The Legendary Stan Winston and a Surprisingly Strong Cast Turn Out For Dinner
In spite of its run-of-the mill premise, Wrong Turn boasts a better than expected cast. Eliza Dushku (Soul Survivors), best known as Faith in Buffy the Vampire Slayer, headlines the the movie. Not surprisingly, Dushku is excellent doing the best she can with what’s pretty limited material. Buffy fans will likely be disappointed that Dushku’s character doesn’t get to flex her muscles as much as her television alter-ego. Wrong Turn’s screenplay wastes Dushku, regulating her largely to a “helpless victim” character, particularly in the climax. Wrong Turn fills outs the rest of the cast with familiar faces from the 2000s including Emmanuelle Chriqui, Jeremy Sisto, Lindy Booth, and Desmond Harrington. In particular, Sisto (May) shines with a rather endearing, charismatic performance.
Not surprisingly, Dushku is excellent in her role doing the best she can with what’s pretty limited material.

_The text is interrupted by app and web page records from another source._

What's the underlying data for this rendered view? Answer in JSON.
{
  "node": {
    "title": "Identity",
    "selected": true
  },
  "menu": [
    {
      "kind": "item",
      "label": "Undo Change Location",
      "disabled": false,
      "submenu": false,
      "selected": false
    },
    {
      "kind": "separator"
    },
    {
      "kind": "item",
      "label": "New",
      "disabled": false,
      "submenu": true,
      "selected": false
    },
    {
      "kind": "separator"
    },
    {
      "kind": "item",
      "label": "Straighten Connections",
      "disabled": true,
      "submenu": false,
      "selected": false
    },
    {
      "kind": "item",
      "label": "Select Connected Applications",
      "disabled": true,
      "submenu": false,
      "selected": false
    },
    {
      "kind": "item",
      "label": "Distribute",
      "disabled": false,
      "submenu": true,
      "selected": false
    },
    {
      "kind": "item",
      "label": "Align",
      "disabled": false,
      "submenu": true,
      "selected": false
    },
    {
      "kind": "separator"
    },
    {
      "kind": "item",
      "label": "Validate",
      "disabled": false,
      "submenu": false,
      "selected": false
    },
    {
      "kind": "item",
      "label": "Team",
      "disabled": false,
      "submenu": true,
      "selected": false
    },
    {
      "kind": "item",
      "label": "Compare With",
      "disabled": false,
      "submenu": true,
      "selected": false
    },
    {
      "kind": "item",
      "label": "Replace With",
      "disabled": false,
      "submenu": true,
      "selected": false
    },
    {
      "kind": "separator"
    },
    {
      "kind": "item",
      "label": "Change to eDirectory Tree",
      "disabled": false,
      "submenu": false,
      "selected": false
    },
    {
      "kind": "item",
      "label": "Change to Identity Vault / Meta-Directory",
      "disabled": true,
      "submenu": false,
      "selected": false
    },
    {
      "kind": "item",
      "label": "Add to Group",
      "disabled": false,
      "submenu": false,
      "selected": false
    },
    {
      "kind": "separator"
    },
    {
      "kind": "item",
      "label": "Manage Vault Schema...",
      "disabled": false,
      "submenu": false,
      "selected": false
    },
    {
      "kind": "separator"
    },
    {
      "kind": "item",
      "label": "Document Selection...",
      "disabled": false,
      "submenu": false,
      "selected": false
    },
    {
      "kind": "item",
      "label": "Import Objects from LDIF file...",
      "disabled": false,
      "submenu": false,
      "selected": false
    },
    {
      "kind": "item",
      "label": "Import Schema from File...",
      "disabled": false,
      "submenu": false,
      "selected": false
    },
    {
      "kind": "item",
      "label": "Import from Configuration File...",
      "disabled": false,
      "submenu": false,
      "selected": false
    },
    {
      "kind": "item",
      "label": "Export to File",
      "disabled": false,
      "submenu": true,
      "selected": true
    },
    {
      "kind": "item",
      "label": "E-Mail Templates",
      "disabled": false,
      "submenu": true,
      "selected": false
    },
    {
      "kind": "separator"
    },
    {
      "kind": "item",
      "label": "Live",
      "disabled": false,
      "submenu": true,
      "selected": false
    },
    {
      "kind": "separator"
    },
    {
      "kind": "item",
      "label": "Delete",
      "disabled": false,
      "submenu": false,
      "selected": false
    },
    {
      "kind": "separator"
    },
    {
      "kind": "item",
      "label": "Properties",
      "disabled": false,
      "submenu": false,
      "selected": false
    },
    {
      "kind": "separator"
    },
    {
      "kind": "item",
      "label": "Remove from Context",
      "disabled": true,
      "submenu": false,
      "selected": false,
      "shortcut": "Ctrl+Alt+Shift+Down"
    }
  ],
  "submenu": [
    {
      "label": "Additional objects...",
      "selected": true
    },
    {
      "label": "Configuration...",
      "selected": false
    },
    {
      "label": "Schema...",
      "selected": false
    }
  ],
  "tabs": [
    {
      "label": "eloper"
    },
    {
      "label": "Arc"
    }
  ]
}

Arguably, the legendary Stan Winston’s (Aliens, Predator) make-up effects make the biggest impression in Wrong Turn. His makeup effects for the hillbilly killers – Three Finger, Saw Tooth, and One Eye – are remarkable and instantly distinguish Wrong Turn from most rural horror film villains. Aside from Winston’s work, nothing about our killers stands out. Wrong Turn doesn’t give these mutants much motivation or backstory. Canadian character actor Julian Richings (Cube) at least give Three-Finger a distinctive, haunting laugh. Not surprisingly, Three-Finger is the only consistent presence across the franchise.
Wrong Turn’s Legacy Includes An Endless Supply of Questionable Sequels
Fans of this movie are probably that a sequel, Wrong Turn 2: Dead End, followed a few years later. That sequel, which had the distinction of casting punk rock legend, Henry Rollins, was surprisingly good. In fact, Dead End may actually be a better than the original. Whereas Wrong Turn feels predictable, the over-the-top violence and gross-out effects in Dead End gave the sequel a bit of flair.
Apparently, however, the producers behind Wrong Turn decided the world was lacking in cannibal hillbillies.
Apparently, however, the producers decided the world needed more cannibal hillbillies. To rectify this problem, they followed the Hellraiser franchise’s blueprint. Inevitably, a stream of straight-to-video sequels and prequels surfaced. To date, five Wrong Turn sequels have released, each one dragging the concept further down a cliff. Not much separates one sequel from the next. One prequel is set in the winter. Another in an abandoned asylum. Additionally, the quality of the acting and makeup effects is negatively correlated with the amount of random sex and nudity. A 2021 remake showed a bit of promise for future directions.
Wrong Turn is the Comfort Food of Horror Movies
No, the word “legacy” probably doesn’t apply. Either ‘derivative’ or ‘middling’ probably are more accurate. After 15 years, its basic premise hasn’t gotten any fresher. But there are plenty of horror movies that have re-served the same premise with less return. Regardless of the criticisms, Wrong Turn is still a suitably fun popcorn horror movie. Sometimes we just crave something familiar and straightforward, even if we know it isn’t great. Wrong Turn is kind of like comfort food for horror fans. It gives you exactly what you expect, with no tinkering or fiddling, and capably delivers on the concept.